[Excerpts from an interface dataset]
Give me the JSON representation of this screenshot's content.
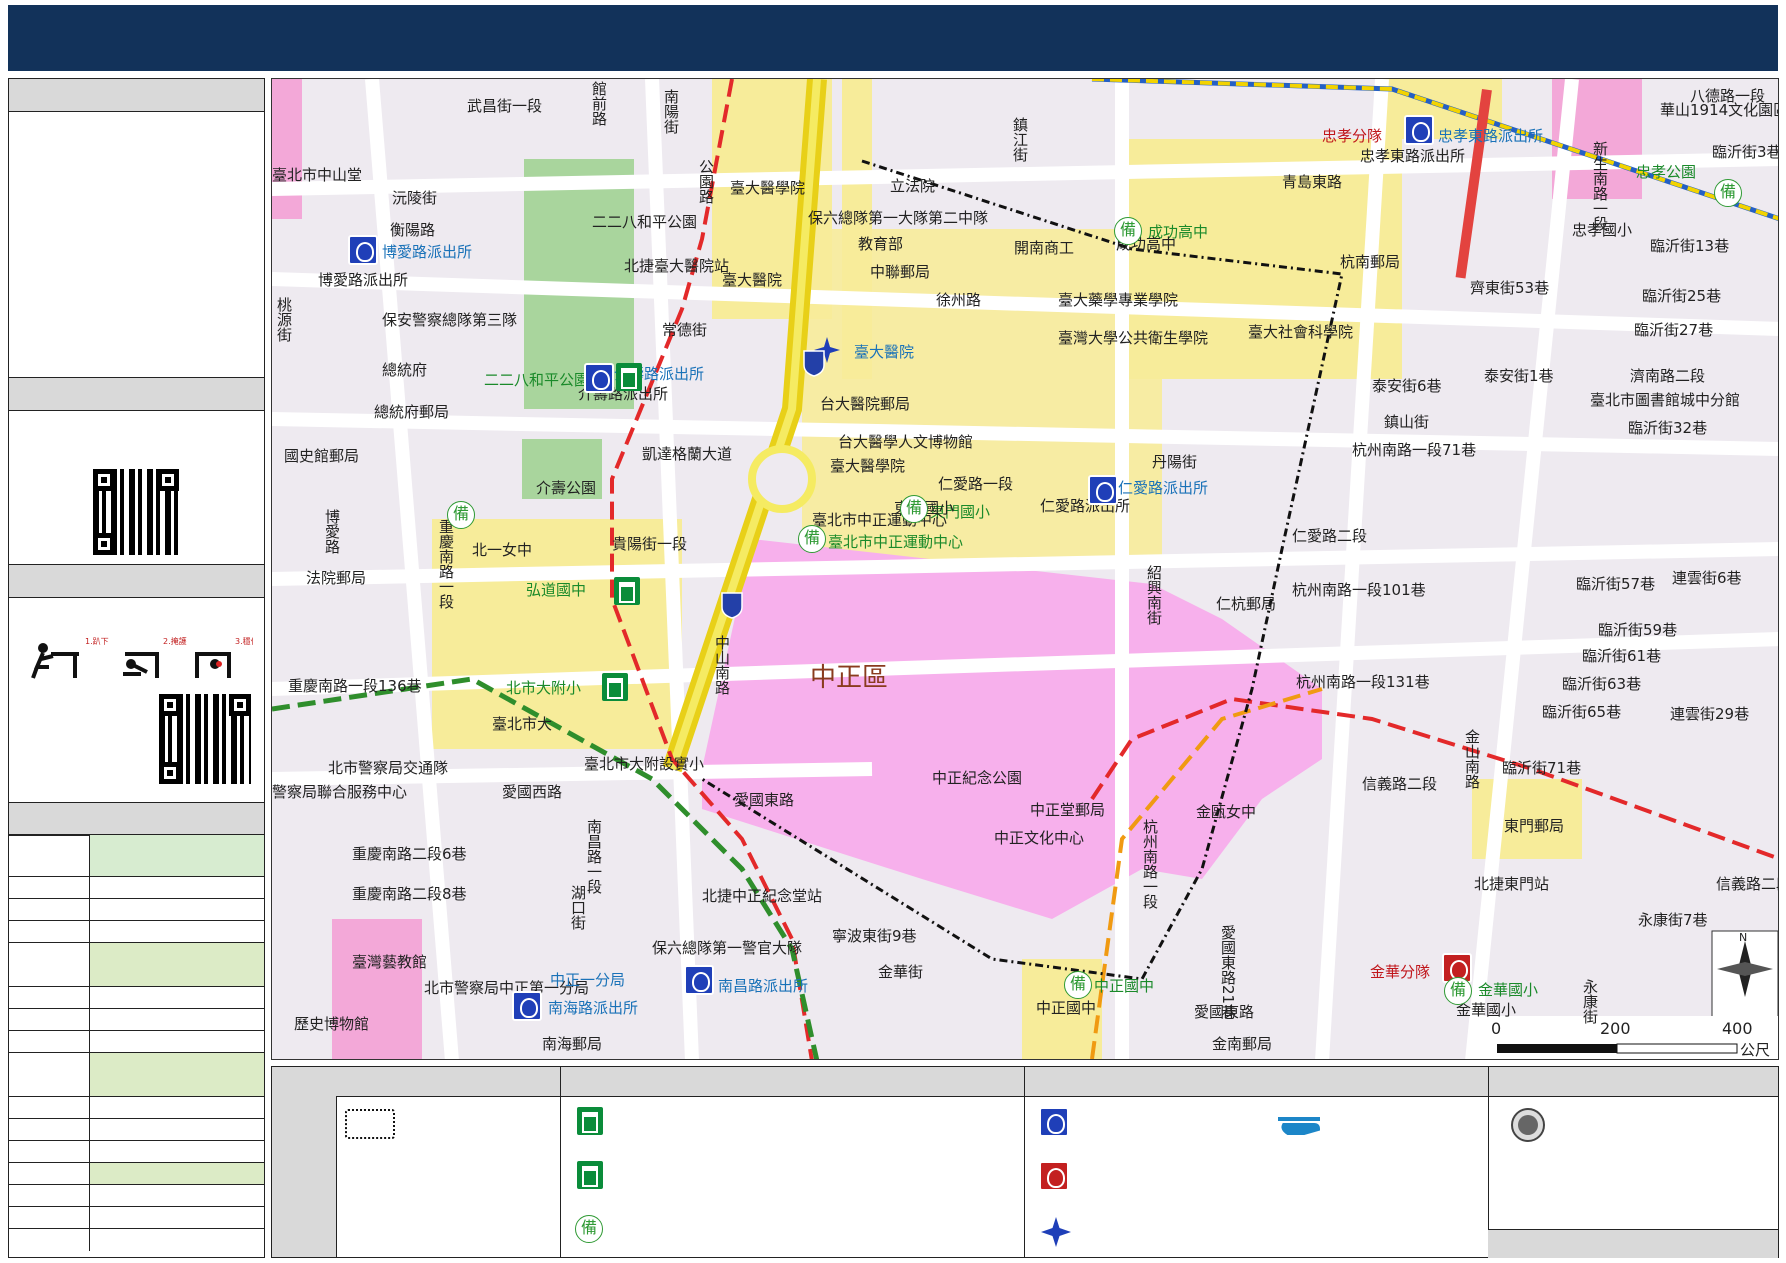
{
  "map": {
    "district": "中正區",
    "labels": [
      {
        "t": "武昌街一段"
      },
      {
        "t": "館前路"
      },
      {
        "t": "南陽街"
      },
      {
        "t": "公園路"
      },
      {
        "t": "臺北市中山堂"
      },
      {
        "t": "沅陵街"
      },
      {
        "t": "衡陽路"
      },
      {
        "t": "二二八和平公園"
      },
      {
        "t": "北捷臺大醫院站"
      },
      {
        "t": "臺大醫院"
      },
      {
        "t": "臺大醫學院"
      },
      {
        "t": "保六總隊第一大隊第二中隊"
      },
      {
        "t": "教育部"
      },
      {
        "t": "立法院"
      },
      {
        "t": "鎮江街"
      },
      {
        "t": "開南商工"
      },
      {
        "t": "中聯郵局"
      },
      {
        "t": "徐州路"
      },
      {
        "t": "臺大藥學專業學院"
      },
      {
        "t": "臺灣大學公共衛生學院"
      },
      {
        "t": "臺大社會科學院"
      },
      {
        "t": "青島東路"
      },
      {
        "t": "杭南郵局"
      },
      {
        "t": "華山1914文化園區"
      },
      {
        "t": "八德路一段"
      },
      {
        "t": "新生南路一段"
      },
      {
        "t": "臨沂街3巷"
      },
      {
        "t": "臨沂街13巷"
      },
      {
        "t": "臨沂街25巷"
      },
      {
        "t": "臨沂街27巷"
      },
      {
        "t": "齊東街53巷"
      },
      {
        "t": "忠孝公園"
      },
      {
        "t": "博愛路派出所"
      },
      {
        "t": "保安警察總隊第三隊"
      },
      {
        "t": "桃源街"
      },
      {
        "t": "總統府"
      },
      {
        "t": "總統府郵局"
      },
      {
        "t": "國史館郵局"
      },
      {
        "t": "介壽路派出所"
      },
      {
        "t": "介壽公園"
      },
      {
        "t": "凱達格蘭大道"
      },
      {
        "t": "常德街"
      },
      {
        "t": "台大醫院郵局"
      },
      {
        "t": "台大醫學人文博物館"
      },
      {
        "t": "臺大醫學院"
      },
      {
        "t": "仁愛路一段"
      },
      {
        "t": "丹陽街"
      },
      {
        "t": "金山南路"
      },
      {
        "t": "泰安街6巷"
      },
      {
        "t": "泰安街1巷"
      },
      {
        "t": "濟南路二段"
      },
      {
        "t": "臺北市圖書館城中分館"
      },
      {
        "t": "臨沂街32巷"
      },
      {
        "t": "杭州南路一段71巷"
      },
      {
        "t": "鎮山街"
      },
      {
        "t": "博愛路"
      },
      {
        "t": "北一女中"
      },
      {
        "t": "法院郵局"
      },
      {
        "t": "重慶南路一段"
      },
      {
        "t": "貴陽街一段"
      },
      {
        "t": "東門國小"
      },
      {
        "t": "臺北市中正運動中心"
      },
      {
        "t": "仁愛路二段"
      },
      {
        "t": "紹興南街"
      },
      {
        "t": "仁杭郵局"
      },
      {
        "t": "臨沂街57巷"
      },
      {
        "t": "連雲街6巷"
      },
      {
        "t": "杭州南路一段101巷"
      },
      {
        "t": "弘道國中"
      },
      {
        "t": "中山南路"
      },
      {
        "t": "北市大附小"
      },
      {
        "t": "臺北市大"
      },
      {
        "t": "重慶南路一段136巷"
      },
      {
        "t": "杭州南路一段131巷"
      },
      {
        "t": "臨沂街59巷"
      },
      {
        "t": "臨沂街61巷"
      },
      {
        "t": "臨沂街63巷"
      },
      {
        "t": "臨沂街65巷"
      },
      {
        "t": "連雲街29巷"
      },
      {
        "t": "臨沂街71巷"
      },
      {
        "t": "北市警察局交通隊"
      },
      {
        "t": "警察局聯合服務中心"
      },
      {
        "t": "臺北市大附設實小"
      },
      {
        "t": "愛國西路"
      },
      {
        "t": "愛國東路"
      },
      {
        "t": "中正紀念公園"
      },
      {
        "t": "中正堂郵局"
      },
      {
        "t": "中正文化中心"
      },
      {
        "t": "金甌女中"
      },
      {
        "t": "信義路二段"
      },
      {
        "t": "東門郵局"
      },
      {
        "t": "北捷東門站"
      },
      {
        "t": "信義路二段"
      },
      {
        "t": "永康街7巷"
      },
      {
        "t": "重慶南路二段6巷"
      },
      {
        "t": "重慶南路二段8巷"
      },
      {
        "t": "南昌路一段"
      },
      {
        "t": "湖口街"
      },
      {
        "t": "北捷中正紀念堂站"
      },
      {
        "t": "寧波東街9巷"
      },
      {
        "t": "金華街"
      },
      {
        "t": "愛國東路21巷"
      },
      {
        "t": "杭州南路一段"
      },
      {
        "t": "保六總隊第一警官大隊"
      },
      {
        "t": "臺灣藝教館"
      },
      {
        "t": "北市警察局中正第一分局"
      },
      {
        "t": "南昌路派出所"
      },
      {
        "t": "歷史博物館"
      },
      {
        "t": "南海路派出所"
      },
      {
        "t": "南海郵局"
      },
      {
        "t": "中正國中"
      },
      {
        "t": "中正國中"
      },
      {
        "t": "愛國東路"
      },
      {
        "t": "金南郵局"
      },
      {
        "t": "金華分隊"
      },
      {
        "t": "金華國小"
      },
      {
        "t": "金華國小"
      },
      {
        "t": "永康街"
      },
      {
        "t": "忠孝分隊"
      },
      {
        "t": "忠孝東路派出所"
      },
      {
        "t": "忠孝東路派出所"
      },
      {
        "t": "成功高中"
      },
      {
        "t": "成功高中"
      },
      {
        "t": "仁愛路派出所"
      },
      {
        "t": "仁愛路派出所"
      },
      {
        "t": "二二八和平公園"
      },
      {
        "t": "介壽路派出所"
      },
      {
        "t": "博愛路派出所"
      },
      {
        "t": "臺大醫院"
      },
      {
        "t": "忠孝國小"
      },
      {
        "t": "臺北市中正運動中心"
      },
      {
        "t": "東門國小"
      },
      {
        "t": "中正一分局"
      }
    ],
    "scale": {
      "ticks": [
        "0",
        "200",
        "400"
      ],
      "unit": "公尺"
    },
    "north": "N"
  },
  "legend": {
    "bei_symbol": "備"
  },
  "sidebar": {
    "drill_steps": [
      "1.趴下",
      "2.掩護",
      "3.穩住"
    ]
  }
}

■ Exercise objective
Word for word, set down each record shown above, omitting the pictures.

■ Result for this task
Give me the JSON representation of this screenshot's content.
{
  "map": {
    "district": "中正區",
    "labels": [
      {
        "t": "武昌街一段"
      },
      {
        "t": "館前路"
      },
      {
        "t": "南陽街"
      },
      {
        "t": "公園路"
      },
      {
        "t": "臺北市中山堂"
      },
      {
        "t": "沅陵街"
      },
      {
        "t": "衡陽路"
      },
      {
        "t": "二二八和平公園"
      },
      {
        "t": "北捷臺大醫院站"
      },
      {
        "t": "臺大醫院"
      },
      {
        "t": "臺大醫學院"
      },
      {
        "t": "保六總隊第一大隊第二中隊"
      },
      {
        "t": "教育部"
      },
      {
        "t": "立法院"
      },
      {
        "t": "鎮江街"
      },
      {
        "t": "開南商工"
      },
      {
        "t": "中聯郵局"
      },
      {
        "t": "徐州路"
      },
      {
        "t": "臺大藥學專業學院"
      },
      {
        "t": "臺灣大學公共衛生學院"
      },
      {
        "t": "臺大社會科學院"
      },
      {
        "t": "青島東路"
      },
      {
        "t": "杭南郵局"
      },
      {
        "t": "華山1914文化園區"
      },
      {
        "t": "八德路一段"
      },
      {
        "t": "新生南路一段"
      },
      {
        "t": "臨沂街3巷"
      },
      {
        "t": "臨沂街13巷"
      },
      {
        "t": "臨沂街25巷"
      },
      {
        "t": "臨沂街27巷"
      },
      {
        "t": "齊東街53巷"
      },
      {
        "t": "忠孝公園"
      },
      {
        "t": "博愛路派出所"
      },
      {
        "t": "保安警察總隊第三隊"
      },
      {
        "t": "桃源街"
      },
      {
        "t": "總統府"
      },
      {
        "t": "總統府郵局"
      },
      {
        "t": "國史館郵局"
      },
      {
        "t": "介壽路派出所"
      },
      {
        "t": "介壽公園"
      },
      {
        "t": "凱達格蘭大道"
      },
      {
        "t": "常德街"
      },
      {
        "t": "台大醫院郵局"
      },
      {
        "t": "台大醫學人文博物館"
      },
      {
        "t": "臺大醫學院"
      },
      {
        "t": "仁愛路一段"
      },
      {
        "t": "丹陽街"
      },
      {
        "t": "金山南路"
      },
      {
        "t": "泰安街6巷"
      },
      {
        "t": "泰安街1巷"
      },
      {
        "t": "濟南路二段"
      },
      {
        "t": "臺北市圖書館城中分館"
      },
      {
        "t": "臨沂街32巷"
      },
      {
        "t": "杭州南路一段71巷"
      },
      {
        "t": "鎮山街"
      },
      {
        "t": "博愛路"
      },
      {
        "t": "北一女中"
      },
      {
        "t": "法院郵局"
      },
      {
        "t": "重慶南路一段"
      },
      {
        "t": "貴陽街一段"
      },
      {
        "t": "東門國小"
      },
      {
        "t": "臺北市中正運動中心"
      },
      {
        "t": "仁愛路二段"
      },
      {
        "t": "紹興南街"
      },
      {
        "t": "仁杭郵局"
      },
      {
        "t": "臨沂街57巷"
      },
      {
        "t": "連雲街6巷"
      },
      {
        "t": "杭州南路一段101巷"
      },
      {
        "t": "弘道國中"
      },
      {
        "t": "中山南路"
      },
      {
        "t": "北市大附小"
      },
      {
        "t": "臺北市大"
      },
      {
        "t": "重慶南路一段136巷"
      },
      {
        "t": "杭州南路一段131巷"
      },
      {
        "t": "臨沂街59巷"
      },
      {
        "t": "臨沂街61巷"
      },
      {
        "t": "臨沂街63巷"
      },
      {
        "t": "臨沂街65巷"
      },
      {
        "t": "連雲街29巷"
      },
      {
        "t": "臨沂街71巷"
      },
      {
        "t": "北市警察局交通隊"
      },
      {
        "t": "警察局聯合服務中心"
      },
      {
        "t": "臺北市大附設實小"
      },
      {
        "t": "愛國西路"
      },
      {
        "t": "愛國東路"
      },
      {
        "t": "中正紀念公園"
      },
      {
        "t": "中正堂郵局"
      },
      {
        "t": "中正文化中心"
      },
      {
        "t": "金甌女中"
      },
      {
        "t": "信義路二段"
      },
      {
        "t": "東門郵局"
      },
      {
        "t": "北捷東門站"
      },
      {
        "t": "信義路二段"
      },
      {
        "t": "永康街7巷"
      },
      {
        "t": "重慶南路二段6巷"
      },
      {
        "t": "重慶南路二段8巷"
      },
      {
        "t": "南昌路一段"
      },
      {
        "t": "湖口街"
      },
      {
        "t": "北捷中正紀念堂站"
      },
      {
        "t": "寧波東街9巷"
      },
      {
        "t": "金華街"
      },
      {
        "t": "愛國東路21巷"
      },
      {
        "t": "杭州南路一段"
      },
      {
        "t": "保六總隊第一警官大隊"
      },
      {
        "t": "臺灣藝教館"
      },
      {
        "t": "北市警察局中正第一分局"
      },
      {
        "t": "南昌路派出所"
      },
      {
        "t": "歷史博物館"
      },
      {
        "t": "南海路派出所"
      },
      {
        "t": "南海郵局"
      },
      {
        "t": "中正國中"
      },
      {
        "t": "中正國中"
      },
      {
        "t": "愛國東路"
      },
      {
        "t": "金南郵局"
      },
      {
        "t": "金華分隊"
      },
      {
        "t": "金華國小"
      },
      {
        "t": "金華國小"
      },
      {
        "t": "永康街"
      },
      {
        "t": "忠孝分隊"
      },
      {
        "t": "忠孝東路派出所"
      },
      {
        "t": "忠孝東路派出所"
      },
      {
        "t": "成功高中"
      },
      {
        "t": "成功高中"
      },
      {
        "t": "仁愛路派出所"
      },
      {
        "t": "仁愛路派出所"
      },
      {
        "t": "二二八和平公園"
      },
      {
        "t": "介壽路派出所"
      },
      {
        "t": "博愛路派出所"
      },
      {
        "t": "臺大醫院"
      },
      {
        "t": "忠孝國小"
      },
      {
        "t": "臺北市中正運動中心"
      },
      {
        "t": "東門國小"
      },
      {
        "t": "中正一分局"
      }
    ],
    "scale": {
      "ticks": [
        "0",
        "200",
        "400"
      ],
      "unit": "公尺"
    },
    "north": "N"
  },
  "legend": {
    "bei_symbol": "備"
  },
  "sidebar": {
    "drill_steps": [
      "1.趴下",
      "2.掩護",
      "3.穩住"
    ]
  }
}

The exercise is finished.